[Dataset records]
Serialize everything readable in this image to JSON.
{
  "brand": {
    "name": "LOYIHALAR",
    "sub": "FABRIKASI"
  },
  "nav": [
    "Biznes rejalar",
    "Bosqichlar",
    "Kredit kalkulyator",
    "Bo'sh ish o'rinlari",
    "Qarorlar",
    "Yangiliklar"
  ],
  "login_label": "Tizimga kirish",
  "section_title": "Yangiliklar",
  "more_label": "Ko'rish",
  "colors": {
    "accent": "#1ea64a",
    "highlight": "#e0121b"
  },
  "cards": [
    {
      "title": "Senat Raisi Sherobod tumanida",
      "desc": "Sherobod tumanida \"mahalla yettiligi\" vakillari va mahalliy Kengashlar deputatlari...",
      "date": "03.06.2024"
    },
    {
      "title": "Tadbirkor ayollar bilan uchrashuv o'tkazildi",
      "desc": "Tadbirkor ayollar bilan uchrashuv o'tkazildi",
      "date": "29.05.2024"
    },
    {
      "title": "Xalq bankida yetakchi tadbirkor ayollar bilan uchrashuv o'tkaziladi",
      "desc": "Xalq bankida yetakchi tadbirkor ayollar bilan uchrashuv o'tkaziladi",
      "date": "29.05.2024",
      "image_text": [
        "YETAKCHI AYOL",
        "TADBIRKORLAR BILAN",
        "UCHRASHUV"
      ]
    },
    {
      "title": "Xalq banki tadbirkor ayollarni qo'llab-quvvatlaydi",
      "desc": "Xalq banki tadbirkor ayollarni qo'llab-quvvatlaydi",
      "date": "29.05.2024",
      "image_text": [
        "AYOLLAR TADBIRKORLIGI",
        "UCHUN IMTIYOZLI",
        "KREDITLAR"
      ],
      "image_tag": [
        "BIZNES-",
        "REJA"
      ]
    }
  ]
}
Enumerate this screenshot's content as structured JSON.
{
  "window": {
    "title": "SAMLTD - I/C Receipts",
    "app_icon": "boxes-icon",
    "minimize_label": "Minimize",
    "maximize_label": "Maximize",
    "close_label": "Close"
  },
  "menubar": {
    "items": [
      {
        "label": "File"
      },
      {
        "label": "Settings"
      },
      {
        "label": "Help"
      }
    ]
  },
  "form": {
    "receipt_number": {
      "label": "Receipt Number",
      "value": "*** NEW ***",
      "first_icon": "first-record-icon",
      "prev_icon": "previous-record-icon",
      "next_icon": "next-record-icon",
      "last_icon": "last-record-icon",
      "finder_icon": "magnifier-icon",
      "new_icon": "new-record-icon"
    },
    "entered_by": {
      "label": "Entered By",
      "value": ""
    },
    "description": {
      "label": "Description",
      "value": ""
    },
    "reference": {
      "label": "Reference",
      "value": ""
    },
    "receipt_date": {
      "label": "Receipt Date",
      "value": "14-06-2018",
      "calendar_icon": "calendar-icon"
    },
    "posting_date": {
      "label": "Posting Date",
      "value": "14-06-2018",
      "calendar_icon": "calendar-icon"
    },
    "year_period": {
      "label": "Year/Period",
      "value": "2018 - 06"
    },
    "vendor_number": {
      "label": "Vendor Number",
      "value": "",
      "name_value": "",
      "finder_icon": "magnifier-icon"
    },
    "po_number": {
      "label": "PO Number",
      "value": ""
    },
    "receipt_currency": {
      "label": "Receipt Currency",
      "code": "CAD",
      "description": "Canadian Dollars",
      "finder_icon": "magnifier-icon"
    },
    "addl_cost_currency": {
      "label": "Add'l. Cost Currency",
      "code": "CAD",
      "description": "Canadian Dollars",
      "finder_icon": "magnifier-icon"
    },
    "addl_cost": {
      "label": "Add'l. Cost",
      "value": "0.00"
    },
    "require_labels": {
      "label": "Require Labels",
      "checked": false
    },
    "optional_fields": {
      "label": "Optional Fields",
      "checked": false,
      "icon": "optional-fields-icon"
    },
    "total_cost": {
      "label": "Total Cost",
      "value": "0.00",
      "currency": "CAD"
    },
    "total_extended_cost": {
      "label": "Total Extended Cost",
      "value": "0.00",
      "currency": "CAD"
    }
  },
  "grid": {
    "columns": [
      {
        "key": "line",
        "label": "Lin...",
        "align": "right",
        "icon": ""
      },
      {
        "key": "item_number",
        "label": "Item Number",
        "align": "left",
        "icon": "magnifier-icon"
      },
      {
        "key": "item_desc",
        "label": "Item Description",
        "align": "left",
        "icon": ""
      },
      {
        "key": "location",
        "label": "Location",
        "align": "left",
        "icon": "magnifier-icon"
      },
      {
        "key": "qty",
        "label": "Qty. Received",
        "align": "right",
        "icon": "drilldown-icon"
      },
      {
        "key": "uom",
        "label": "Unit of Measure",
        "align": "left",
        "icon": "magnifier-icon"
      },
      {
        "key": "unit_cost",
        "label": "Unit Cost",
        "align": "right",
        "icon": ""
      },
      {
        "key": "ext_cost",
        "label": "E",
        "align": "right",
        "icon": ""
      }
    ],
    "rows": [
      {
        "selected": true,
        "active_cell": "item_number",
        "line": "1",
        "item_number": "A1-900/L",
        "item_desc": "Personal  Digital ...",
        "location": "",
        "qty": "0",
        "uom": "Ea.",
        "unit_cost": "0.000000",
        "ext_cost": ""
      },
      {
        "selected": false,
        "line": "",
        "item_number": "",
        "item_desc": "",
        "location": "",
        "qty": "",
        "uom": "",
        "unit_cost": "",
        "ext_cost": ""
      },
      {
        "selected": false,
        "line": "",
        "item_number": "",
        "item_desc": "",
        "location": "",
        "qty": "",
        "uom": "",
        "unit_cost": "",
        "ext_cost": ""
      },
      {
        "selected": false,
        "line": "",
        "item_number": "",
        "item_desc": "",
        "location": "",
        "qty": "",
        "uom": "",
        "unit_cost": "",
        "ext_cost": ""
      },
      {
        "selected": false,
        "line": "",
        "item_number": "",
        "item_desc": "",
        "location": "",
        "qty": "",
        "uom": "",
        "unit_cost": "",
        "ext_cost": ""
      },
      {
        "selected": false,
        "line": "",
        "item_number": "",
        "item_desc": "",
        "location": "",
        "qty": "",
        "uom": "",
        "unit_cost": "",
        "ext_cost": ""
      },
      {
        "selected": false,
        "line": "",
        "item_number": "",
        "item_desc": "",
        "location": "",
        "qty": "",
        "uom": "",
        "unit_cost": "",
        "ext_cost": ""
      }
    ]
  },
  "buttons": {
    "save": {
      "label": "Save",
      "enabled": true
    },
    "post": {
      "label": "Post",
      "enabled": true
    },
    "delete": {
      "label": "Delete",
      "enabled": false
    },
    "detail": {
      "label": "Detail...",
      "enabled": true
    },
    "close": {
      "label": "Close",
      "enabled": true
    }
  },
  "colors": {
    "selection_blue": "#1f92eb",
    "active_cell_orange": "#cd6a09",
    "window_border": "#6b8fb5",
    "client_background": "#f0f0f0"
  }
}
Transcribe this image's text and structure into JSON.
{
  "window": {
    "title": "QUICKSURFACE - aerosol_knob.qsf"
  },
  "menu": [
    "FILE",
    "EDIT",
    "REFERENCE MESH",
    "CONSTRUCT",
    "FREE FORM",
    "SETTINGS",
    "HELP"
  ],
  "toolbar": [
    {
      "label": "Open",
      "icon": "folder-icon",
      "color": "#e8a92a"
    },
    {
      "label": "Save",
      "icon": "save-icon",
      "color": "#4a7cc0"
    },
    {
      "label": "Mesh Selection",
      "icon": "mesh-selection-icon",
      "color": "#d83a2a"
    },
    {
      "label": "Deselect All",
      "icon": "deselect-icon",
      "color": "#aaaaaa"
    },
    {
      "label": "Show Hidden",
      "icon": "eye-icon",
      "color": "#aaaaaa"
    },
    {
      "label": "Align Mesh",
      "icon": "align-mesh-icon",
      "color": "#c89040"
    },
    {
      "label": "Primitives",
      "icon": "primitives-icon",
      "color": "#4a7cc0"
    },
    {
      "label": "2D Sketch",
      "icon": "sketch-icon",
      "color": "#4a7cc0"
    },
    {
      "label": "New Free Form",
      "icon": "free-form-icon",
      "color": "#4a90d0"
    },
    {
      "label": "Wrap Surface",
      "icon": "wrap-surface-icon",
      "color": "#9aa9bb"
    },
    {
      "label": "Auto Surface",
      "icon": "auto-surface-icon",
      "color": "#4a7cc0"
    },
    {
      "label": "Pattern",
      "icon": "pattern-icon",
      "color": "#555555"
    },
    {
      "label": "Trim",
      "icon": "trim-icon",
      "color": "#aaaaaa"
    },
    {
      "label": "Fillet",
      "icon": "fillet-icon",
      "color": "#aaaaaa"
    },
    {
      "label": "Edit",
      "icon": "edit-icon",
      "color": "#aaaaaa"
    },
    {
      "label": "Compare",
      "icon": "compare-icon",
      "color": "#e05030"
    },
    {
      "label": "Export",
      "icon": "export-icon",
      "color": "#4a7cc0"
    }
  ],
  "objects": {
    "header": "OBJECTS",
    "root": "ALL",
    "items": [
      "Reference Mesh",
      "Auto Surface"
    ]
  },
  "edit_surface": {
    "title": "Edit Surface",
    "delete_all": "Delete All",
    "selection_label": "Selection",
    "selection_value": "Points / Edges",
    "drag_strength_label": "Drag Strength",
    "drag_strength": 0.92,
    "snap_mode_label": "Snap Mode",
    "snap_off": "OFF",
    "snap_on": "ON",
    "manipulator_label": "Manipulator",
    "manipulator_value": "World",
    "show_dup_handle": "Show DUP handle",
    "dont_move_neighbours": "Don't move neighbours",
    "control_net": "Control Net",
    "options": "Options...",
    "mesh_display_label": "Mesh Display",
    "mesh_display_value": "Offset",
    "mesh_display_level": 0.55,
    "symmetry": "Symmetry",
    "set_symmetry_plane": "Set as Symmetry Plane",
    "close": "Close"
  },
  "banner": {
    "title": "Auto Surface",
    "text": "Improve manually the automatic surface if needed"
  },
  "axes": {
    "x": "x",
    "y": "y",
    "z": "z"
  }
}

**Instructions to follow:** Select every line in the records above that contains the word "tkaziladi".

**Worked solution:**
      "title": "Xalq bankida yetakchi tadbirkor ayollar bilan uchrashuv o'tkaziladi",
      "desc": "Xalq bankida yetakchi tadbirkor ayollar bilan uchrashuv o'tkaziladi",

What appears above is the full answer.